  1. The Administration says it is “committed to striking a balance between respecting private property rights and combating illegal depositing of abandoned C&D materials on private land”. It seems that the Administration takes a very narrow view of private property rights, protecting the right of landowners to do whatever they want with their land, including the right to pollute. However, other property owners and residents also have a right to live without landfill on their doorsteps. Furthermore, there are loopholes suggesting that much of the dumping on Lamma is not deemed “illegal” and government has proven powerless or unwilling to stop such activity.

Some Suggestions

  1. The Administration to use the story of the Yung Shue Long Valley as a test case for discussion of any further proposals in order to find ways to close existing loopholes that allow for this kind of activity.
  2. The EPD to examine Yung Shue Wan and the surrounding villages to find ways in which waste can be better managed. For example, when the charges for the disposal of construction waste were introduced, a properly managed facility for the temporary storage of such waste should have been arranged. It makes no sense for contractors to pay to have this type of waste shipped off Lamma, when they may need it at a later date for building works. This measure may have prevented the number of private dumping sites that have arisen in the last couple of years.
  3. Thus, we invite members of the Panel to visit Lamma to see for themselves the extent of the problems and urge the members to take the views of the wider community into consideration. Though the Administration’s proposed amendments concern only the depositing of construction waste, we have seen on Lamma that the dumping of any kind of waste leads to more dumping. The construction waste itself is not limited to rubble, but contains all manner of waste including plastic bottles, polystyrene, rusty metal, old paint/chemical cans, toilets, broken glass and plastic pipes. We end this submission with a question: What would you like to see every time you open your front door?

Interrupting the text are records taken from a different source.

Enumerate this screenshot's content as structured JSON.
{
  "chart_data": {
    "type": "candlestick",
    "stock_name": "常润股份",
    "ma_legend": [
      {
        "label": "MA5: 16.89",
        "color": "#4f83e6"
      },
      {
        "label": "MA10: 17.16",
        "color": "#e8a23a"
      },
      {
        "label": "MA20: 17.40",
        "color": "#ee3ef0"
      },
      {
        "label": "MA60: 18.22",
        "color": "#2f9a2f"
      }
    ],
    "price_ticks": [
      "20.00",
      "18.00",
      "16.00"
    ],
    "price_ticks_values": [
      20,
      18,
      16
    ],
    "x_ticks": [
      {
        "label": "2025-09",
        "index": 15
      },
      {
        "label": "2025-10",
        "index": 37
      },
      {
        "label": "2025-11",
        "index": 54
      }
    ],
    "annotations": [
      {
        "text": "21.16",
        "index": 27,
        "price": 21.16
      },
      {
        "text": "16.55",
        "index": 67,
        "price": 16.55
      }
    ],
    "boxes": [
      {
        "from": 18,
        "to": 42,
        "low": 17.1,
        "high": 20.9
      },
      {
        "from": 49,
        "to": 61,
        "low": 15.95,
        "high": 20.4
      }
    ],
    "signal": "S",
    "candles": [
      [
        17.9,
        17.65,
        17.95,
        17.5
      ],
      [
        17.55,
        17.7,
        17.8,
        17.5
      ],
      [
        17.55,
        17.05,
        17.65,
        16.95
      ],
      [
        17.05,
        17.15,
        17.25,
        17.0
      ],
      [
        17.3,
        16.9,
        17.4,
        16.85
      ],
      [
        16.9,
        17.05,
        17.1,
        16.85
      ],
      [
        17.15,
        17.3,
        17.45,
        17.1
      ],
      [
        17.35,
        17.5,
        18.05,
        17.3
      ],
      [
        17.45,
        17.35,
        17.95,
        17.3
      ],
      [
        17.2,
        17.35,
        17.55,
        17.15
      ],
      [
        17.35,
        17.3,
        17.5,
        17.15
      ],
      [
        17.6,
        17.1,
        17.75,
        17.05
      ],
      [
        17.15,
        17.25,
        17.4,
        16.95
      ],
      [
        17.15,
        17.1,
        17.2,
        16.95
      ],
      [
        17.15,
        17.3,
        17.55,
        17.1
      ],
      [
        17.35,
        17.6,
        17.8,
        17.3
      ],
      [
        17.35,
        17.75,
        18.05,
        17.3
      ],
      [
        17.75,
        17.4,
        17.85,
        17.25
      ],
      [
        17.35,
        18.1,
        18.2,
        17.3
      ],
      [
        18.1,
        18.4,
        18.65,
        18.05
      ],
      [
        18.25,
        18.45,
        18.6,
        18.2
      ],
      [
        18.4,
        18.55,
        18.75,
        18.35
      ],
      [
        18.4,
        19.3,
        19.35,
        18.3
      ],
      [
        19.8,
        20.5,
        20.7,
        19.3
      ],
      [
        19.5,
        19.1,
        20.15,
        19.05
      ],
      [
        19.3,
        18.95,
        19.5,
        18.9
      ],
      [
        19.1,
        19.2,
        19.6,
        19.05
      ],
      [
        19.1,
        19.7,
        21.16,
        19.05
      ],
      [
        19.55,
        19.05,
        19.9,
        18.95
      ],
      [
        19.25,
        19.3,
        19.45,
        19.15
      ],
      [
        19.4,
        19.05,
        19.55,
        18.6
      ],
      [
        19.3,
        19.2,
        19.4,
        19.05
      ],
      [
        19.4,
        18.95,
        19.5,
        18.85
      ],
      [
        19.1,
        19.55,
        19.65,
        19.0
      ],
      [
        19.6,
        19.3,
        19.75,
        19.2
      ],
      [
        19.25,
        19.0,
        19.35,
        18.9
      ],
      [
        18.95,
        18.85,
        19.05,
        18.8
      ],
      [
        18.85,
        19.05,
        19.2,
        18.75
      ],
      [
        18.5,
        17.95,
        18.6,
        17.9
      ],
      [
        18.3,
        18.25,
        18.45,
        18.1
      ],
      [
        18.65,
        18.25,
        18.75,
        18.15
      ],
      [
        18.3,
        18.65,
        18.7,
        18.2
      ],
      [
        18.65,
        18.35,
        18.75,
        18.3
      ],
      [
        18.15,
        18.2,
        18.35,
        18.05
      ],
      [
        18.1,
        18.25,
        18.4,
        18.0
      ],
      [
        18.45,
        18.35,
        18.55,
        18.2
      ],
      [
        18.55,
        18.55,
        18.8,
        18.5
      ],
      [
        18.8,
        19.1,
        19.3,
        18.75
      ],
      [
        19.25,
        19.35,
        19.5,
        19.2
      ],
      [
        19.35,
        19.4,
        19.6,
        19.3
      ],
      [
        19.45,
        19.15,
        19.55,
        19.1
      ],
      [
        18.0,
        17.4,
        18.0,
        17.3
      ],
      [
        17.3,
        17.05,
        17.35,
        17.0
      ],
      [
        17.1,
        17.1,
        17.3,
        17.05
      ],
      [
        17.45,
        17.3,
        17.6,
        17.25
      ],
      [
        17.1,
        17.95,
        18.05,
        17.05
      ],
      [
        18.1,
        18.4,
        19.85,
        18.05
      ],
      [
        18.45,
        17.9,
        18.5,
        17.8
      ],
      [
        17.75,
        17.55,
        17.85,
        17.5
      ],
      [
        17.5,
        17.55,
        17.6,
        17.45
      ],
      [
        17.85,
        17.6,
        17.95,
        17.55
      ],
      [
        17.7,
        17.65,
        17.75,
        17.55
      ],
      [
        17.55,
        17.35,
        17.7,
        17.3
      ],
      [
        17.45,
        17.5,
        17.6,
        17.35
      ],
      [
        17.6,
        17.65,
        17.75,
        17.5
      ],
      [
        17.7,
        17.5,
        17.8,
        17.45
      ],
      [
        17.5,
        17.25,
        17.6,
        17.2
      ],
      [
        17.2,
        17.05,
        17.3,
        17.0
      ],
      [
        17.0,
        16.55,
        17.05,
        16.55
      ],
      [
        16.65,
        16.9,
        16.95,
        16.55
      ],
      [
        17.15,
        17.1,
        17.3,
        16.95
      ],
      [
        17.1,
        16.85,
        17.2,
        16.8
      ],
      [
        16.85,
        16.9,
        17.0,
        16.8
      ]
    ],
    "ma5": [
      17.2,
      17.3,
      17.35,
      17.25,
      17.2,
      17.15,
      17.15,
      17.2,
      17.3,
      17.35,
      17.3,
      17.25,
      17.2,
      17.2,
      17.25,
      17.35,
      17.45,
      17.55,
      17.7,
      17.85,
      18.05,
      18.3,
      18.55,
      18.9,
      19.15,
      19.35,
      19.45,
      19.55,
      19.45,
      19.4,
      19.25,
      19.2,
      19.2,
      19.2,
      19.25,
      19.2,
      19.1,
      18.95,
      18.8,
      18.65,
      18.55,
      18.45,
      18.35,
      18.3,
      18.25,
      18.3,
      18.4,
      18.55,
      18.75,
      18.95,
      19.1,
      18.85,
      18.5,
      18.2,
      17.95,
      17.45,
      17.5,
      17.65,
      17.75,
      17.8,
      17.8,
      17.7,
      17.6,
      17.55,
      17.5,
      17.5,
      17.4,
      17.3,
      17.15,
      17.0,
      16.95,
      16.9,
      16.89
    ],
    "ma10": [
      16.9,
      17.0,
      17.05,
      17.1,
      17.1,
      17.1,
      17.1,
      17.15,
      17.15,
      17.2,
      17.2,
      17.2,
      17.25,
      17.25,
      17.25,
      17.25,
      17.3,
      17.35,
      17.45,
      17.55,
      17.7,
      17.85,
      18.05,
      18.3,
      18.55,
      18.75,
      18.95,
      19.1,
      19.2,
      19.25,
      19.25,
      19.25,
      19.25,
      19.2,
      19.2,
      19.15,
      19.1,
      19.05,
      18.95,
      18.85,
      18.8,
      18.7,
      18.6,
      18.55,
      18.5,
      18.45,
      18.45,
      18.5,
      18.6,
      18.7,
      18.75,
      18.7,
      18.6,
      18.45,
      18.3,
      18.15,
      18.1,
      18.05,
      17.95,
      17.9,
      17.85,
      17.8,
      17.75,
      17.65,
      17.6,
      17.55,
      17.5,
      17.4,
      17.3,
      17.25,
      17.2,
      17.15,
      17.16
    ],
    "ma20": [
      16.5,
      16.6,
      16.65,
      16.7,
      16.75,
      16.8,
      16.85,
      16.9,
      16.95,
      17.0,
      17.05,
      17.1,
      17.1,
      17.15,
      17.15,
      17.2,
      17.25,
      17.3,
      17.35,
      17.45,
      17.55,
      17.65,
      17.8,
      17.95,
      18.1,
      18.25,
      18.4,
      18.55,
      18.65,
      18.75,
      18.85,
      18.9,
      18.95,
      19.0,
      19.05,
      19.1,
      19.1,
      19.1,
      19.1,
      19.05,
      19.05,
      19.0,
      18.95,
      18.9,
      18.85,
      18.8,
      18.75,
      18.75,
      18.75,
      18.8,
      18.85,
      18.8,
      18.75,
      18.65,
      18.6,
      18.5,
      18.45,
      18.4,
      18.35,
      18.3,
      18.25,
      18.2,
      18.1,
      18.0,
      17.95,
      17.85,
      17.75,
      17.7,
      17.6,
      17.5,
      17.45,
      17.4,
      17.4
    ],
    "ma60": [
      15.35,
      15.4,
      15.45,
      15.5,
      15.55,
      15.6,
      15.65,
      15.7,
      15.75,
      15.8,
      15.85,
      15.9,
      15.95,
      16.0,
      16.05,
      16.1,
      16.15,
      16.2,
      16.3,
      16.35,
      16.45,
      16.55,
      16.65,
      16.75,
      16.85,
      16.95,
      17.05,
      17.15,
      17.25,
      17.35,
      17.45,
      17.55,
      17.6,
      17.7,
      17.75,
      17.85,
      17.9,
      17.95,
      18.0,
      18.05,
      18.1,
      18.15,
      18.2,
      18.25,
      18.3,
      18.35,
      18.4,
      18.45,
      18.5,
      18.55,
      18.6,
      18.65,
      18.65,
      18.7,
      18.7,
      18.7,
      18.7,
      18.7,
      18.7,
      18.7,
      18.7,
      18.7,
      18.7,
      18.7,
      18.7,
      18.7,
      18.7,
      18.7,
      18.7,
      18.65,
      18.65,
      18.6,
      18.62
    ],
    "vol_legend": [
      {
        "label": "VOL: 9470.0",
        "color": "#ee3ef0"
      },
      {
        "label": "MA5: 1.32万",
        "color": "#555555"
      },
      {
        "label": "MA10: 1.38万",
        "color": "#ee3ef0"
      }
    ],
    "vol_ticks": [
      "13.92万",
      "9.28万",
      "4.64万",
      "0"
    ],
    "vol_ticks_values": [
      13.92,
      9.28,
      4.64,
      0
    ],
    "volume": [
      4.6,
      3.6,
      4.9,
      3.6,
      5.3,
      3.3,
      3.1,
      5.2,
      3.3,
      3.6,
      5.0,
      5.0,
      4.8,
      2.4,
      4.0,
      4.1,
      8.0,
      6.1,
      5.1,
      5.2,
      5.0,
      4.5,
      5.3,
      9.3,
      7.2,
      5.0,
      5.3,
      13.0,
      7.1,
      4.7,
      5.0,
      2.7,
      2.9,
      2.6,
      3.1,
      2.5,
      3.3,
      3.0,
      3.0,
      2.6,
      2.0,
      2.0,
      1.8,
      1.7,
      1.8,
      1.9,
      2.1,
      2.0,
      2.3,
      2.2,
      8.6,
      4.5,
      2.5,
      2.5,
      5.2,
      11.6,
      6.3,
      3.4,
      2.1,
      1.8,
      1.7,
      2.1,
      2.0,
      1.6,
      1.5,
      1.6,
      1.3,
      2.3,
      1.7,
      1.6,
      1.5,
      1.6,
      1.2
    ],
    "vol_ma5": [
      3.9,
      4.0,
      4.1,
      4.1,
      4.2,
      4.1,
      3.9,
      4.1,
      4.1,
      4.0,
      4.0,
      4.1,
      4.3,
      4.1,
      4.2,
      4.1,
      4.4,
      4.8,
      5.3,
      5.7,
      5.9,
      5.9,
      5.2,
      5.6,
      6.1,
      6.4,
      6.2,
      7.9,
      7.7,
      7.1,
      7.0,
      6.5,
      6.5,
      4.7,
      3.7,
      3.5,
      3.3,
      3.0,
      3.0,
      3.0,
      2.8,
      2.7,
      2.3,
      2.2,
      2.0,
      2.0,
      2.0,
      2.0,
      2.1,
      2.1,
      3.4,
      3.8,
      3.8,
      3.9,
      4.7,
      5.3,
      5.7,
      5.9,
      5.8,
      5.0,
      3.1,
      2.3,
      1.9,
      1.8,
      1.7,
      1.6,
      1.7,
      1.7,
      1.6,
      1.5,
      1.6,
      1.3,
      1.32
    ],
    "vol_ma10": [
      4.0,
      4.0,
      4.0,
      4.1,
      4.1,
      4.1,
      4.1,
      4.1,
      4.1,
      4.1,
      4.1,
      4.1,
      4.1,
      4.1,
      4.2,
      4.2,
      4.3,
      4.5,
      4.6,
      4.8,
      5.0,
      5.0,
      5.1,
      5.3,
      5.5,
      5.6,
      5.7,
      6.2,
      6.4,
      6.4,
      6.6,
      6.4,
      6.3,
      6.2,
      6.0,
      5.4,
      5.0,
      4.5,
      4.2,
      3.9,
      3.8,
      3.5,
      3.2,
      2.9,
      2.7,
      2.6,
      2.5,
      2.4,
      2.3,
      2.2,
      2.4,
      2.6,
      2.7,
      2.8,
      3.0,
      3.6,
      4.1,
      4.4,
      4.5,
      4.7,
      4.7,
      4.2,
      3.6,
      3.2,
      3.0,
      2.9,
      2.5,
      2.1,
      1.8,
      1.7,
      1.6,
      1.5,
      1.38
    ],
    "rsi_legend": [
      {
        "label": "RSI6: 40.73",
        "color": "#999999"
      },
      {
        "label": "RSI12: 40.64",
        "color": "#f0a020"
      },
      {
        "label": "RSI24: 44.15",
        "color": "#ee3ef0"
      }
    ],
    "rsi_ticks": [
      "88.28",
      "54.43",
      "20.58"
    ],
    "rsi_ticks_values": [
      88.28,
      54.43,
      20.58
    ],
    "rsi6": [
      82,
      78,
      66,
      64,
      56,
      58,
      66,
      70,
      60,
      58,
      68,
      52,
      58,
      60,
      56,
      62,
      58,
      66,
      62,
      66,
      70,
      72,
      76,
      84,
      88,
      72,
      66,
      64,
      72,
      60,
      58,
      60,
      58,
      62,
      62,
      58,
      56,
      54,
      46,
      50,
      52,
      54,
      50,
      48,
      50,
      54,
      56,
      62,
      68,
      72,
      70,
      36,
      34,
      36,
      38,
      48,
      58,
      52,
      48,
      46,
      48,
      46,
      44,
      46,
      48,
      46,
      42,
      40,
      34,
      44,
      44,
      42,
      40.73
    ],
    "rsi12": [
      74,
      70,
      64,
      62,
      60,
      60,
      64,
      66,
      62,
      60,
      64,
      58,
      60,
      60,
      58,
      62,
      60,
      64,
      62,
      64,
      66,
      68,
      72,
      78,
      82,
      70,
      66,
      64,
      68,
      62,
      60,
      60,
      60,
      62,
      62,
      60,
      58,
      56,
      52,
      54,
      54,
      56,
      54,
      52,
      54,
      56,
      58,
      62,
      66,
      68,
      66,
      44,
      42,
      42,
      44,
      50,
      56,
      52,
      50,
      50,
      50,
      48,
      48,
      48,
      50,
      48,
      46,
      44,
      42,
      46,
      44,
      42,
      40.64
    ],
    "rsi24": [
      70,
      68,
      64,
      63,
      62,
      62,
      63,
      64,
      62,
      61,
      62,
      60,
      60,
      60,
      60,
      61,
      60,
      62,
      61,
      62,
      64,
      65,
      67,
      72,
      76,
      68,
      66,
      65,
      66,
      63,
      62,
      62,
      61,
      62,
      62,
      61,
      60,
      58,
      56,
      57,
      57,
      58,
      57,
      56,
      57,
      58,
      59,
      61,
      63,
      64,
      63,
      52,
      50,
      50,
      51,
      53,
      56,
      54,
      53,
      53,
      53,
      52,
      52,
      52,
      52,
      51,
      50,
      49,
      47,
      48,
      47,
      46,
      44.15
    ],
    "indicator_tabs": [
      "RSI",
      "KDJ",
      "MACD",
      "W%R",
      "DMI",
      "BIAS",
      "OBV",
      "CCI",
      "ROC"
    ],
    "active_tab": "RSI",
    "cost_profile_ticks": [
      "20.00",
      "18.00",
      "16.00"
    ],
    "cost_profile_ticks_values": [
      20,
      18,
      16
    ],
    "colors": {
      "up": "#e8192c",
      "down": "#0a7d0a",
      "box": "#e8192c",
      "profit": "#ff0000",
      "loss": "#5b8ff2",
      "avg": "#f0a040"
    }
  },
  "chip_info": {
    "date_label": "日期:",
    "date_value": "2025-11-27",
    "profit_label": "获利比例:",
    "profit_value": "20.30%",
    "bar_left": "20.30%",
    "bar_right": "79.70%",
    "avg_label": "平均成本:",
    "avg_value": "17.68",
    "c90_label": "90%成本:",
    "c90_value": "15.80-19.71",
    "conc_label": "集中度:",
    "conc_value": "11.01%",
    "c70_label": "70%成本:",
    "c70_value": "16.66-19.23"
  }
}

We hope you chose the last option – the lily pond, which has been buried under construction waste. The houses now overlook landfill and residents pass by the toilet bowl (as pictured left). We hope that you will work with us to find solutions to clean up our neighbourhood and prevent further environmental damage.

Living Lamma

Author: Jo Wilson

30th March 2010